## [Work request]
For the records below, give the number of lines that include the string "heading". Nothing else belongs in the answer.

╭─ Material supplied

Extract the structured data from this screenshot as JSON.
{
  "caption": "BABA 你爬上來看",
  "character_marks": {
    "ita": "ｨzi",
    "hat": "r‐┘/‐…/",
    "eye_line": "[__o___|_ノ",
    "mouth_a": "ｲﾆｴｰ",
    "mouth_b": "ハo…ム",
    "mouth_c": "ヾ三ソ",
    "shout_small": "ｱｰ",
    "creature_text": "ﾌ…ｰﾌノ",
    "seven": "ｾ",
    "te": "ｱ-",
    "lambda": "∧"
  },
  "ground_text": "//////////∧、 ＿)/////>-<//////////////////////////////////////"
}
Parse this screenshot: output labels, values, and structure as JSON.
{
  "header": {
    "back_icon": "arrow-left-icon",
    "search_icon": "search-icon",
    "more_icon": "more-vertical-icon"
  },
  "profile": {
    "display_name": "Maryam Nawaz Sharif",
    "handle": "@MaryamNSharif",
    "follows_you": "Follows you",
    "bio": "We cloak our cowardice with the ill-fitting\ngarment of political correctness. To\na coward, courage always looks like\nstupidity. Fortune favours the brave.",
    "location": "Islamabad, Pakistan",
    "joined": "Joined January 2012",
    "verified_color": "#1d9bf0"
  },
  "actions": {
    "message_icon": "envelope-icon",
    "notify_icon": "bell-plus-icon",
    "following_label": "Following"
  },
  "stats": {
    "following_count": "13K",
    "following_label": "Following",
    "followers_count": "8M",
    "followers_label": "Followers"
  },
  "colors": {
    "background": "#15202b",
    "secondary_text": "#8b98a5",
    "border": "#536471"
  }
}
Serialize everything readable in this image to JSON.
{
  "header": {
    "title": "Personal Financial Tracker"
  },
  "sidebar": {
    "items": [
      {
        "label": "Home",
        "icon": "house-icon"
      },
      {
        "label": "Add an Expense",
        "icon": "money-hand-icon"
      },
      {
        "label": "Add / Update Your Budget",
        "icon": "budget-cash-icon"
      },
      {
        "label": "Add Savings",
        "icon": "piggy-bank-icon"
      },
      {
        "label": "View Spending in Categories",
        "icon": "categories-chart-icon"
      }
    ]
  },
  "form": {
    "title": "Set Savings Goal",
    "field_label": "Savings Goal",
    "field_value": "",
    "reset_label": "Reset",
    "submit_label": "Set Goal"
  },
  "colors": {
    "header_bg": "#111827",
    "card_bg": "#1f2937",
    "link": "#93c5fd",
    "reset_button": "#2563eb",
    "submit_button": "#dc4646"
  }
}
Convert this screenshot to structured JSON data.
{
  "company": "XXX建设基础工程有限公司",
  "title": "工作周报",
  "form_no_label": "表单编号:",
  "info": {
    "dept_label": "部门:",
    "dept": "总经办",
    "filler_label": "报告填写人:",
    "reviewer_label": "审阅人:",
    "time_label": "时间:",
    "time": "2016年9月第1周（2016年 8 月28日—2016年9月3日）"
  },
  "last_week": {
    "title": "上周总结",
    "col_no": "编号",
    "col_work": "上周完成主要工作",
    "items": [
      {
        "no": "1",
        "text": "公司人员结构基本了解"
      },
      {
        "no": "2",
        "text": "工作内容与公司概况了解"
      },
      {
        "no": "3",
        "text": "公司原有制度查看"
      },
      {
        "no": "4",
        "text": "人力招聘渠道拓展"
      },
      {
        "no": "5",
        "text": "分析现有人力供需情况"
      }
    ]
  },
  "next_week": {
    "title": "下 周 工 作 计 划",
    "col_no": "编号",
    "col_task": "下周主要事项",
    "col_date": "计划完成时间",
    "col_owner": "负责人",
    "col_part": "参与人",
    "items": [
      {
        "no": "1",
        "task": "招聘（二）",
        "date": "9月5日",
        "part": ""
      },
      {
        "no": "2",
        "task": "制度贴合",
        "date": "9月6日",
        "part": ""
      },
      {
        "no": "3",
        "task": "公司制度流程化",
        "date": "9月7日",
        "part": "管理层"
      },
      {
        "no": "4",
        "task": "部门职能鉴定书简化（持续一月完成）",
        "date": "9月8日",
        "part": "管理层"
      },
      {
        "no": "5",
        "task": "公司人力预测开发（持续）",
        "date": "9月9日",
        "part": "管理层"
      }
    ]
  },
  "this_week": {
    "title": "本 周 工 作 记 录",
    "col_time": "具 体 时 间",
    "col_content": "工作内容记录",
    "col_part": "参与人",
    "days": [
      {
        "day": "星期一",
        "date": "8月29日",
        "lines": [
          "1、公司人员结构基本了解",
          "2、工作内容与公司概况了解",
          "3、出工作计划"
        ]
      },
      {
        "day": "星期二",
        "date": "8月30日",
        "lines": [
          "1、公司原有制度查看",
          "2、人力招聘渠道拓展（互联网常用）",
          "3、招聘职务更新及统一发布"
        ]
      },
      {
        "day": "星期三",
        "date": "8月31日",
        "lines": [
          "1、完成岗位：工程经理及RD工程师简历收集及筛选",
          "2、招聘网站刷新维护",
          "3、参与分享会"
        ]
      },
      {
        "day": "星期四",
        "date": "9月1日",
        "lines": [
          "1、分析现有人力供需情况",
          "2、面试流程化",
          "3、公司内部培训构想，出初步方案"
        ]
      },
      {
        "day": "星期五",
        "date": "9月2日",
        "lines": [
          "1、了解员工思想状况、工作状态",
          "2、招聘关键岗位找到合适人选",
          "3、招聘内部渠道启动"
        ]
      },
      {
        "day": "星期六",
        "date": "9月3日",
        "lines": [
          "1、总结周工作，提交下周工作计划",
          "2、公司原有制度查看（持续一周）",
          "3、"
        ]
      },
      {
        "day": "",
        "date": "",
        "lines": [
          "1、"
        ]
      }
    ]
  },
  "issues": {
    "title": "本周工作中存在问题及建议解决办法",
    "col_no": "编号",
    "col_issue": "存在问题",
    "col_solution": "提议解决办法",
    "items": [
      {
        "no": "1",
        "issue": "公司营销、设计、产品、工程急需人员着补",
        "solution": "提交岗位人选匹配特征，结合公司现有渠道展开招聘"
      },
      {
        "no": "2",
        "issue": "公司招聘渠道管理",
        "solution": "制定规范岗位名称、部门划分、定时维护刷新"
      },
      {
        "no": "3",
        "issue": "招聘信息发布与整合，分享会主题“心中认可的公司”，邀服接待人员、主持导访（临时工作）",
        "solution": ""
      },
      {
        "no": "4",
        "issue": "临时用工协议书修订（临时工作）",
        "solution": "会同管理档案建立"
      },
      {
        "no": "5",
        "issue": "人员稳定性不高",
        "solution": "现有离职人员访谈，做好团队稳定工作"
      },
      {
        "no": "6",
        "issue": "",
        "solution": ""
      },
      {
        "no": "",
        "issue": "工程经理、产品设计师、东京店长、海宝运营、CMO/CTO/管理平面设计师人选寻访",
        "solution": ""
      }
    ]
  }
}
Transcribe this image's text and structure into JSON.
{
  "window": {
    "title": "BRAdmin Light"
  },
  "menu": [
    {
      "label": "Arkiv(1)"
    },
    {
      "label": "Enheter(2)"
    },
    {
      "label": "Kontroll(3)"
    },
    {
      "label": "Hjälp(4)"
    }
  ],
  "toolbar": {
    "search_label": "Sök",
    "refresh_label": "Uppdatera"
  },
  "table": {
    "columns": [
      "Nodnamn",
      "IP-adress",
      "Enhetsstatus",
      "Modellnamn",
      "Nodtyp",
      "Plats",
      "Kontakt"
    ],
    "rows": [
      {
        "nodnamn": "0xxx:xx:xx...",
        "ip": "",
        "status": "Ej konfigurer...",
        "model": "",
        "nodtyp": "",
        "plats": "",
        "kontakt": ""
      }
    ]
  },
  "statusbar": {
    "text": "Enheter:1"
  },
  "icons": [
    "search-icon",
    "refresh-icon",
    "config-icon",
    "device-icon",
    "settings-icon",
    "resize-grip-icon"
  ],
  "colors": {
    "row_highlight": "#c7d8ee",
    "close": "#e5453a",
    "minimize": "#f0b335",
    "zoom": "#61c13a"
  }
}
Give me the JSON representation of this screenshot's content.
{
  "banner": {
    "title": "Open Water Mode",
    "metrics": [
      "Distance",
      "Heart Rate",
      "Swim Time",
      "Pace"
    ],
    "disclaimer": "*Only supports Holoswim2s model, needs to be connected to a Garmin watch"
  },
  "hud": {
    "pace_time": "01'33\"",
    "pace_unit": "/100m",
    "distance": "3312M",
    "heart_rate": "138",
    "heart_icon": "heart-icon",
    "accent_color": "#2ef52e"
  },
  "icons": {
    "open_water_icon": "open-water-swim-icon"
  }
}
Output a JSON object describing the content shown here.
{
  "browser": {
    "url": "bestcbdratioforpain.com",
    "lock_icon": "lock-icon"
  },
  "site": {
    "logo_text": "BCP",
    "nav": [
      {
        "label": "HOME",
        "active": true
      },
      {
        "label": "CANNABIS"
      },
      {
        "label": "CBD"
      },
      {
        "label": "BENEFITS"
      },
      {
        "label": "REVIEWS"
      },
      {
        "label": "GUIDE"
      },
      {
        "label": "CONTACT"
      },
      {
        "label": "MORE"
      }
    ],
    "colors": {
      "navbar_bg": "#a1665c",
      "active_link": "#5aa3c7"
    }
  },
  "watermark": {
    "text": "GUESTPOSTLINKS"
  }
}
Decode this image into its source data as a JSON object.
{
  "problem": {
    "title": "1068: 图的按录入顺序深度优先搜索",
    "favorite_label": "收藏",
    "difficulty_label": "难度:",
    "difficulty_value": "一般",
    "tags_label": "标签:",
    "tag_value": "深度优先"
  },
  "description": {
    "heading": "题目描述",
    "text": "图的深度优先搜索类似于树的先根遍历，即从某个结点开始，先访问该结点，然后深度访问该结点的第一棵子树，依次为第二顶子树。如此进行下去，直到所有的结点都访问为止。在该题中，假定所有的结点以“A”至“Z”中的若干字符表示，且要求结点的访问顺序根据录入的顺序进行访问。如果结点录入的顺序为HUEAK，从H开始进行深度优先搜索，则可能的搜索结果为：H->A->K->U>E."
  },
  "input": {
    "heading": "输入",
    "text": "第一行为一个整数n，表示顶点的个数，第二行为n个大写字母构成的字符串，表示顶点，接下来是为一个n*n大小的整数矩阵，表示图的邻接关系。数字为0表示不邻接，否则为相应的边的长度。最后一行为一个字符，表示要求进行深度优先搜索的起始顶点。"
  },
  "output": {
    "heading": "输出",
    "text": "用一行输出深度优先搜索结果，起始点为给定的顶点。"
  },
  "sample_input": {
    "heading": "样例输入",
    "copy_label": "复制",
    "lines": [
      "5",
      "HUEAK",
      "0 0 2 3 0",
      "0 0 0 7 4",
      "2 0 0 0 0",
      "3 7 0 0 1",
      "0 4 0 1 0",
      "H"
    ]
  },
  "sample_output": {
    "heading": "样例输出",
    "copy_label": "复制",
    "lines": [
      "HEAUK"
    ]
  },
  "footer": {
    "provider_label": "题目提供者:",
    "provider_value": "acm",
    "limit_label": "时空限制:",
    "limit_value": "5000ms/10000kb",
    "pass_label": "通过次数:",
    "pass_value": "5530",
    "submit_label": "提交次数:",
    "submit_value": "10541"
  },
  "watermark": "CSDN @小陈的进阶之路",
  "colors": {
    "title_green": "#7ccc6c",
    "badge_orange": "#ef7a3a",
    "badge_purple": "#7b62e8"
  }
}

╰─

## [Your solution]
5